About our Storytelling
We believe that stories can engage, inform, and move people to action – Engaging people through storytelling is crucial to helping citizens sort through the bombardment of information they are flooded with in the digital age. We seek to build stories that not only provide accurate information, but also speak truth to the human condition that far too often is ignored in debates regarding conservation.
We are planning to expand our storytelling and public engagement efforts this year and would like to further establish Pacific Rivers’ credentials as storytellers by building a permanent program dedicated to expanding public engagement through video, photographs, online and print media, social media and public events.
Oregon clear cuts in a drinking watershed
Our Goals and Objectives:
The primary purpose of Pacific Rivers’ storytelling work is to engage, educate and expand an audience on issues that impact water quality and quantity, native fish, human health, and the economic costs and benefits of conservation. Due to economic hardship in many rural communities and increasing political polarization, we believe it is essential to engage people with accurate information and an earnest desire to forge common ground. Furthermore, we believe that future conservation will require compromise. Thus, the purpose of our storytelling project is to build a foundation that breaks the gridlock of polarization and builds a middle ground.
* A River's Last Chance film tour: We have submitted to 37 film festivals across the country and will be embarking on a grass-roots action tour across the west coast to help garnish support for dam removal and environmental protections from the rogue marijuana industry.
*Wild and Scenic film series: A 3 part mini-series celebrating the 50th anniversery of the Wild and Scenic Rivers Act, the 30th anniversary Oregon's Omnibus Bill, the largest river protection in US history that was championed by Pacific River's and the current campaigns of Wild Olympics and Montanan's For Healthy River's that would collectively protect 74 of America's most stunning rivers.
*Oregon Forest Practices Act: Short formed content will support our efforts to reform the OFPA
*Region 6: Defending National Forest Lands and River's: Our public forest service lands are in grave risk of a change in management, that for the first time in 25 years would allow industrial clear cut logging across 27 million acres that are the headwaters of America's most iconic rivers and salmon strongholds.
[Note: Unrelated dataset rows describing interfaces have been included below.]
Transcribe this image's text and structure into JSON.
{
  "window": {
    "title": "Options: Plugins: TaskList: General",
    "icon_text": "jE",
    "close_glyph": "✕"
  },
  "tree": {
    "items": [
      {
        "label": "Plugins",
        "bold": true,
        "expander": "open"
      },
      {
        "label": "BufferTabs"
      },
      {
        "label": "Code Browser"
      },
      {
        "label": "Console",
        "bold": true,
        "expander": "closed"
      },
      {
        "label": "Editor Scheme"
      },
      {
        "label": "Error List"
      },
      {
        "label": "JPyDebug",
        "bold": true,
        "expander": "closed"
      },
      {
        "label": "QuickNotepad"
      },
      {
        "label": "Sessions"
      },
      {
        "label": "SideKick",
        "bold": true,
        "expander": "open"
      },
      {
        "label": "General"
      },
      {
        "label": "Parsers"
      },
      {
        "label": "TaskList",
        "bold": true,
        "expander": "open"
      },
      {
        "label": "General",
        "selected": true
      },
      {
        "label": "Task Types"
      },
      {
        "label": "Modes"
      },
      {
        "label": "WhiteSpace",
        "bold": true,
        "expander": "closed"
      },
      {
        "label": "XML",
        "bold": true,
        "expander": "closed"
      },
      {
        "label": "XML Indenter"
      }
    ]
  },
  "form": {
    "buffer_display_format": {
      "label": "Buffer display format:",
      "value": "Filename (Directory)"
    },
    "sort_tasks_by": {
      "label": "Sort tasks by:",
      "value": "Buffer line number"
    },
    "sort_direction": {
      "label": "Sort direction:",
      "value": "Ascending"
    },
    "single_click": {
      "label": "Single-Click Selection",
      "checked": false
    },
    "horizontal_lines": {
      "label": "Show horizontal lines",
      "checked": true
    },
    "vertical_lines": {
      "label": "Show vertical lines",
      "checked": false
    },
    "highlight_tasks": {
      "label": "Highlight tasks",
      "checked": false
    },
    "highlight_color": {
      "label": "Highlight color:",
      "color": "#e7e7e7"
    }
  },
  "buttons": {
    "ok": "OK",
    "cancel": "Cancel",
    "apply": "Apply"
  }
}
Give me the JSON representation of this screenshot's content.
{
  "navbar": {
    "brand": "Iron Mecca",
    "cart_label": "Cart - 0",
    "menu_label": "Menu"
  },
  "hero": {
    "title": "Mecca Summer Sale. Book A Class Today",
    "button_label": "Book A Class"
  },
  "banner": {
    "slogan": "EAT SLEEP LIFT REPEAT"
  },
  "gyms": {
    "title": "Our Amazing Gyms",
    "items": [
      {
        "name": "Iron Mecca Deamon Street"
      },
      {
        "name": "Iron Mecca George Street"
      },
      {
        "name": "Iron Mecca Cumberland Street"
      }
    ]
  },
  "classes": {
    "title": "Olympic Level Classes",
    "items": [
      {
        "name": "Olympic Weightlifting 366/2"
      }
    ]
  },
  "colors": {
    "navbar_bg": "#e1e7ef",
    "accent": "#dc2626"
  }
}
*Chehalis Dam: Washington's second largest river and a key salmon stronghold is facing the prospects of a new dam to be used as flood control. This under the radar dam proposal needs to be presented to the people of Washington state before it's too late.